# Activity
Your output must match the data word for word, with every line included.

Dataset rows describing interfaces
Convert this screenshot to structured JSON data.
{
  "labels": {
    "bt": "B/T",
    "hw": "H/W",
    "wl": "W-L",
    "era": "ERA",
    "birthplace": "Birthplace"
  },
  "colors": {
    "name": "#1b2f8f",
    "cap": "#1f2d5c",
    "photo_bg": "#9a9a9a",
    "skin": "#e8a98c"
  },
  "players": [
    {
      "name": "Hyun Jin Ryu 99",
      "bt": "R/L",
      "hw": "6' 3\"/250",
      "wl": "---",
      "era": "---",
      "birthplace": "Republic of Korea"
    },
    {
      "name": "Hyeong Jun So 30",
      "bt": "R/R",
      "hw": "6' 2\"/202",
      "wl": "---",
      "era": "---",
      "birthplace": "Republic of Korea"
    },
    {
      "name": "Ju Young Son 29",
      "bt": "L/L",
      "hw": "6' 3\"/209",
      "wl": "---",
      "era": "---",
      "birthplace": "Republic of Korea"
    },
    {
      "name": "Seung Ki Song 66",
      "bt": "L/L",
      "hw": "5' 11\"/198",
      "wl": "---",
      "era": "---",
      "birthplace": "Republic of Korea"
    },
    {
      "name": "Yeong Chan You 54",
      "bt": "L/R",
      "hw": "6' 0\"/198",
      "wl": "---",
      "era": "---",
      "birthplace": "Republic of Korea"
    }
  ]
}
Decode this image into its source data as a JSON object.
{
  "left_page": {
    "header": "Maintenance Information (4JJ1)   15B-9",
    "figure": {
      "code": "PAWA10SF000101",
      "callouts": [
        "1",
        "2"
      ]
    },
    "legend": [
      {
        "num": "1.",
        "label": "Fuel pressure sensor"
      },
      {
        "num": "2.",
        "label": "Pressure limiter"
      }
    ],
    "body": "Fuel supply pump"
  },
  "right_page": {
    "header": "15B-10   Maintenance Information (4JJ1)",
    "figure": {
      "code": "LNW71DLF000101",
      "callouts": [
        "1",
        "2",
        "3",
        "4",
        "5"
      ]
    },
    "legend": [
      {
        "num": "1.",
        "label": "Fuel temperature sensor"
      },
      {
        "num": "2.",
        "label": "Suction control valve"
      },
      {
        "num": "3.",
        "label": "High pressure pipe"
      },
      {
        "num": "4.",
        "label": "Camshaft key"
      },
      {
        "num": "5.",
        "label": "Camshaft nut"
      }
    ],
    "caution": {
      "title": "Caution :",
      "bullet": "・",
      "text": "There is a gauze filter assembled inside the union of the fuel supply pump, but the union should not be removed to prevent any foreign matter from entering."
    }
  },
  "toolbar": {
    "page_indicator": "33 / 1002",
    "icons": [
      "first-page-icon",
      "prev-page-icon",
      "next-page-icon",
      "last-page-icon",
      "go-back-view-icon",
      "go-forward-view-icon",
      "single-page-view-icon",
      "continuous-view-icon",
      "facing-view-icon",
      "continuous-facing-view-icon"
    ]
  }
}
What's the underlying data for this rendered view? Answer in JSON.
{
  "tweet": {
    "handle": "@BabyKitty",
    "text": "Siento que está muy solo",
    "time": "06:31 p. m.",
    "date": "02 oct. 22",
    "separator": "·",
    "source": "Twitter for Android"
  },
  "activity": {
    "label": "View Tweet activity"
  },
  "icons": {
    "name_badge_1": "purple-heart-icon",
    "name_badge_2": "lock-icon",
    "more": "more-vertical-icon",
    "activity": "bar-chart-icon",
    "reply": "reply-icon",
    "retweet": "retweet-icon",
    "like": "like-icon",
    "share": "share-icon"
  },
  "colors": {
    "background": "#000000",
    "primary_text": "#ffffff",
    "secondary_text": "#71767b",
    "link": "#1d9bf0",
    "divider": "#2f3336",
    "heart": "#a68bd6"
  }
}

# Your response
Convert this screenshot to structured JSON data.
{
  "labels": {
    "bt": "B/T",
    "hw": "H/W",
    "wl": "W-L",
    "era": "ERA",
    "birthplace": "Birthplace"
  },
  "colors": {
    "name": "#1b2f8f",
    "cap": "#1f2d5c",
    "photo_bg": "#9a9a9a",
    "skin": "#e8a98c"
  },
  "players": [
    {
      "name": "Hyun Jin Ryu 99",
      "bt": "R/L",
      "hw": "6' 3\"/250",
      "wl": "---",
      "era": "---",
      "birthplace": "Republic of Korea"
    },
    {
      "name": "Hyeong Jun So 30",
      "bt": "R/R",
      "hw": "6' 2\"/202",
      "wl": "---",
      "era": "---",
      "birthplace": "Republic of Korea"
    },
    {
      "name": "Ju Young Son 29",
      "bt": "L/L",
      "hw": "6' 3\"/209",
      "wl": "---",
      "era": "---",
      "birthplace": "Republic of Korea"
    },
    {
      "name": "Seung Ki Song 66",
      "bt": "L/L",
      "hw": "5' 11\"/198",
      "wl": "---",
      "era": "---",
      "birthplace": "Republic of Korea"
    },
    {
      "name": "Yeong Chan You 54",
      "bt": "L/R",
      "hw": "6' 0\"/198",
      "wl": "---",
      "era": "---",
      "birthplace": "Republic of Korea"
    }
  ]
}
Decode this image into its source data as a JSON object.
{
  "left_page": {
    "header": "Maintenance Information (4JJ1)   15B-9",
    "figure": {
      "code": "PAWA10SF000101",
      "callouts": [
        "1",
        "2"
      ]
    },
    "legend": [
      {
        "num": "1.",
        "label": "Fuel pressure sensor"
      },
      {
        "num": "2.",
        "label": "Pressure limiter"
      }
    ],
    "body": "Fuel supply pump"
  },
  "right_page": {
    "header": "15B-10   Maintenance Information (4JJ1)",
    "figure": {
      "code": "LNW71DLF000101",
      "callouts": [
        "1",
        "2",
        "3",
        "4",
        "5"
      ]
    },
    "legend": [
      {
        "num": "1.",
        "label": "Fuel temperature sensor"
      },
      {
        "num": "2.",
        "label": "Suction control valve"
      },
      {
        "num": "3.",
        "label": "High pressure pipe"
      },
      {
        "num": "4.",
        "label": "Camshaft key"
      },
      {
        "num": "5.",
        "label": "Camshaft nut"
      }
    ],
    "caution": {
      "title": "Caution :",
      "bullet": "・",
      "text": "There is a gauze filter assembled inside the union of the fuel supply pump, but the union should not be removed to prevent any foreign matter from entering."
    }
  },
  "toolbar": {
    "page_indicator": "33 / 1002",
    "icons": [
      "first-page-icon",
      "prev-page-icon",
      "next-page-icon",
      "last-page-icon",
      "go-back-view-icon",
      "go-forward-view-icon",
      "single-page-view-icon",
      "continuous-view-icon",
      "facing-view-icon",
      "continuous-facing-view-icon"
    ]
  }
}
What's the underlying data for this rendered view? Answer in JSON.
{
  "tweet": {
    "handle": "@BabyKitty",
    "text": "Siento que está muy solo",
    "time": "06:31 p. m.",
    "date": "02 oct. 22",
    "separator": "·",
    "source": "Twitter for Android"
  },
  "activity": {
    "label": "View Tweet activity"
  },
  "icons": {
    "name_badge_1": "purple-heart-icon",
    "name_badge_2": "lock-icon",
    "more": "more-vertical-icon",
    "activity": "bar-chart-icon",
    "reply": "reply-icon",
    "retweet": "retweet-icon",
    "like": "like-icon",
    "share": "share-icon"
  },
  "colors": {
    "background": "#000000",
    "primary_text": "#ffffff",
    "secondary_text": "#71767b",
    "link": "#1d9bf0",
    "divider": "#2f3336",
    "heart": "#a68bd6"
  }
}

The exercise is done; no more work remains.